Francisco Suarez’s Understanding of LawJune 27, 2021
Suarez’s book Tractatus de legibus ac Deo legislatore (“A Study of the Laws of the Lawgiver God”), in which he developed the concept of the law of nations introduced by Vitoria, includes his views on law, its systems, and their interrelationships.
Although Suarez accepts that reason has a share in law, he argues that the essence of law is obligation, and obligation is essentially an act of will. Like Thomas Aquino, he divides law into four categories: eternal, divine, natural, and human, but treats each in terms of its definition of an act of will. Eternal law is divine providence, from which all other categories of law are derived and which includes all creatures. It always coexists with God and is unchanging. Primordial law is enforced only through other laws. Man’s knowledge of law is limited, and this is reflected in his acceptance of divine law, his discovery of natural law, and his enactment of human law.
Divine law is determined directly by God and contains general principles. The source of the sanction that enables man to obey divine law is directly the power and will of God. Although natural law is the result of divine will, it is comprehended with the help of human reason. Natural law, whose principles are general and primary, does not identify with the nature of man. Human law, on the other hand, consists of enacted just and stable rules that complement the general principles of divine and natural law. Contrary to divine law, the power and enforcement of human law is determined directly by the will of the legislator and indirectly by the will of God.
Suarez also defined the law of states as a human law based on traditional practices, although largely derived from the natural master. He made a clear distinction between the law of nations and natural law for the first time, arguing that the law of nations, unlike natural law, is not immutable. The necessity of international law arises from the fact that humanity forms a unity, even though it is divided into various nations and kingdoms. No community, which is part of the whole of humanity, is self-sufficient without the need for mutual assistance and cooperation. For this reason, a union of sovereign states based on the moral and political unity existing among peoples and a legal system to regulate this is necessary.
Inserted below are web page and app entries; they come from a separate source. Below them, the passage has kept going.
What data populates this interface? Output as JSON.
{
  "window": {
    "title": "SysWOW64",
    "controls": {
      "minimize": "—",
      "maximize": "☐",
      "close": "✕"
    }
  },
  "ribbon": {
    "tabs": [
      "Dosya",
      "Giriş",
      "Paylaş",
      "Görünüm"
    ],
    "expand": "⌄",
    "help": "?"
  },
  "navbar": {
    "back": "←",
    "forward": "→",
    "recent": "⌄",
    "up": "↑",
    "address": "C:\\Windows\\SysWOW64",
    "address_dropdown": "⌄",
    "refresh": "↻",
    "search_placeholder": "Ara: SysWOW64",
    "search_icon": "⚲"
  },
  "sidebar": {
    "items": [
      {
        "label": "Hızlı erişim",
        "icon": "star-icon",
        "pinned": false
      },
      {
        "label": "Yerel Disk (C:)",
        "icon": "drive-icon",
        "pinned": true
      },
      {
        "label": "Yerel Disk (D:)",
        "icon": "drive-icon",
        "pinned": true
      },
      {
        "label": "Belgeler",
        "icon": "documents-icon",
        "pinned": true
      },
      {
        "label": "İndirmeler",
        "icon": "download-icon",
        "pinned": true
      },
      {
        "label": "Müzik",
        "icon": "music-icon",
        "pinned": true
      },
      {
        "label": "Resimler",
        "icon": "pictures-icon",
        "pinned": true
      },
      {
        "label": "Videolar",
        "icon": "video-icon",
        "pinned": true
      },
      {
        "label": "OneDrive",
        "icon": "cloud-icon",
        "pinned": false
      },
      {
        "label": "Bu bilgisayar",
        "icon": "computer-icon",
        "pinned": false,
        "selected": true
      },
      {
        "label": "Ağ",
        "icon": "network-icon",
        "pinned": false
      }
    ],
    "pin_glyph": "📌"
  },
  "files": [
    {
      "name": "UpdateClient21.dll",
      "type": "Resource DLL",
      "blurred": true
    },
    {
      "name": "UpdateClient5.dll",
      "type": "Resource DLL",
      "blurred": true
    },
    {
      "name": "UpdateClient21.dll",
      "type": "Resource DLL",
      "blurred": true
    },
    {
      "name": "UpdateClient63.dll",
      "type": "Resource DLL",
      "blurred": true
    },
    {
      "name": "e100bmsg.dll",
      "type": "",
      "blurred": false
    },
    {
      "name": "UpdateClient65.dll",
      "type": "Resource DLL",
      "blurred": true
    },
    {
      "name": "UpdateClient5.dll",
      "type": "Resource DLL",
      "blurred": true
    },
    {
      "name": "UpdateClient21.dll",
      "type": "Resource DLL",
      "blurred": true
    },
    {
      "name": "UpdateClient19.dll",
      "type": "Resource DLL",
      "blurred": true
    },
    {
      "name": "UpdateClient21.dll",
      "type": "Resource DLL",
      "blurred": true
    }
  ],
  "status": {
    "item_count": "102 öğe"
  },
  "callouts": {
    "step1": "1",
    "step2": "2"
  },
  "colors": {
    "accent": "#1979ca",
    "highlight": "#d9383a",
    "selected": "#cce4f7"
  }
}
Concepts of Covenant and Divine Rights
According to Suarez, the state is the result of people’s natural tendencies towards social life. In monarchy, which is the best form of government as long as it can maintain the trust of the people, the authority of the monarch is based on the contract between the king and the people. However, this contract is valid as long as the monarch does not resort to cruelty or treats the people well. Suarez, like many other thinkers, uses contract thinking as a means of supporting the church’s arguments. When the people are not treated well, in the sense of not being in accordance with the “good life”, the rules of which are determined by religion, the right of the people to resist upon the call of the Pope is also included in this contract. In this respect, the pope indirectly becomes the judge of the behavior of the rulers. Suarez argues that it is out of the question for an individual to dominate others with a natural or divine right claim. The first source of supreme power is God, and it is made to belong to the community, not to any individual, but to all men. This right can be transferred to an individual (the king), on condition that it is revocable and with the voluntary consent of the people. In this respect, Suarez’s book Defensio Fidei Catholicae (“Defence of the Catholic Faith”), which includes these thoughts, was burned by King James I in England, where the idea that kings are the representatives of God on earth is common. Suarez is accepted as the last great representative of Scholastic philosophy and the most important theologian of the period. It gained widespread fame in Protestant as well as Catholic countries, as it gave Scholasticism its most authoritative form. With his death, philosophical vitality ceased in Spain, and his interpretation of Thomas prevailed undisputedly for several centuries. On the other hand, by interpreting natural law in a new way and giving a meaningful content to the concept of international law, it had an impact on later studies on this subject.
Prepared by: Sociologist Ömer YILDIRIM
Source: Omer YILDIRIM’s Personal Lecture Notes. Atatürk University Sociology Department 1st Year “Introduction to Philosophy” and 2nd, 3rd, 4th Grade “History of Philosophy” Lecture Notes (Ömer YILDIRIM); Open Education Philosophy Textbook